After three days they found him in the temple courts, sitting among the teachers, listening to them and asking them questions. – Luke 2:46
Jesus is amazing. Even as a 12 year old, he astonished others.
Today is our final look at the amazing 12-year-old Jesus and what his insightful, effective, and astounding questions can teach us. Review additional insights from Jesus in Part I, Part II, and Part III.
Let’s learn from the Master Counselor himself, Jesus.
Jesus asked questions that moved the conversation further down the road to a solution, conviction, decision, or understanding. His questions were probing and had purpose. Here are two more kinds of questions Jesus used to help others. Try them out.
At this, those who heard began to go away one at a time, the older ones first, until only Jesus was left, with the woman still standing there. Jesus straightened up and asked her, “Woman, where are they? Has no one condemned you?” – John 8:9-10
This rhetorical question was designed to drive home a point and can lead to needed conviction. Asking an obvious question must be well timed and not be tinged with sarcasm. Jesus wanted this woman to fully understand his love for her, despite her sin and used the hypocrisy of the religious leaders of the day to help him.
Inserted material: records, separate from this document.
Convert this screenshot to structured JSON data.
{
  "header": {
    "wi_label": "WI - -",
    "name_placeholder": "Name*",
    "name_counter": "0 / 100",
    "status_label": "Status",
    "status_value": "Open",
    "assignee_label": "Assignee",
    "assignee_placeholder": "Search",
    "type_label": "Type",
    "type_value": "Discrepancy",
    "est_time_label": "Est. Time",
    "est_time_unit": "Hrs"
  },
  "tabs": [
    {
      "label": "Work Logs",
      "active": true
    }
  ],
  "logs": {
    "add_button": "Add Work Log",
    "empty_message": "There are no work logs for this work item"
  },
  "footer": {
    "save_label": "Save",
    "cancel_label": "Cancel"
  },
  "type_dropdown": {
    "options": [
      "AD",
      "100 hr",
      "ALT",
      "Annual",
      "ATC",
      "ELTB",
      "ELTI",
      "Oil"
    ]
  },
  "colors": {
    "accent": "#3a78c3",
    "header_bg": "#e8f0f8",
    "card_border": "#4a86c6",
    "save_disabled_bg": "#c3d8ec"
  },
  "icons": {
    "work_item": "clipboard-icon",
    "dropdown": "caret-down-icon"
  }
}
Timing is vital. The obvious question is best used when the person is ready to hear it. Jesus waited until the answer was obvious. The use of this question requires patience and insight to the needs of others.
Example Questions : “Do you understand that God loves you as much now as when you sinned?” or…”Do you hear what you just said?” (when a person says something obviously wrong)…or “If God were angry with you, do you think you might know it?”
Information Seeking Questions
When Jesus saw him lying there and learned that he had been in this condition for a long time, he asked him, “Do you want to get well?” – John 5:6
Stephen Covey popularized the phrase “seek to understand before being understood.” Jesus lived this principle 2,000 years prior! This man had struggled for many years with an infirmity and had apparently been making excuses to not get better. Jesus, always one to allow for dignity, asked the man a question to seek more information.
Perhaps this man did not want to get well. Jesus gives us choices in every situation and we need to be respectful of this for others.
Initial answers may be what I call, “surface answers” – they just get to the surface parts of our hearts. When we ask for more information and begin to probe, we find more and more useful information, and allow for our friend to truly open up their hearts. A more meaningful conversation follows. Hearts heal. Connection occurs and healing starts.
This question is useful particularly when helping someone who has been in dysfunction for a long time and there is a lot of history behind the problem. Think to yourself, What would it be like to be in their shoes and continue to demonstrate empathy. Take the stance of “not knowing” and ask questions. Seek information. Ask more questions before forming a judgement or opinion on how to help.
I always ask my clients for their permission before I dispense advice. This does two things: first,I show respect to them and secondly, my client now owns the advice since they consented to it. It is up to them to take it or leave it, as they choose.
Example : “Can you help me understand this?” or…”What else?”…or “Can you tell me more?”
When to Ask : When the situation is complex or you have too little background. If your friend needs to get sin or emotions out or you feel they may be withholding or unaware of their feelings.
The church setting is the the perfect place for recovery. Learn how to set up a Disciples In Motion weekend visit with Tim. It includes many different opportunities for mental health trainings in the church setting. Click here for more information.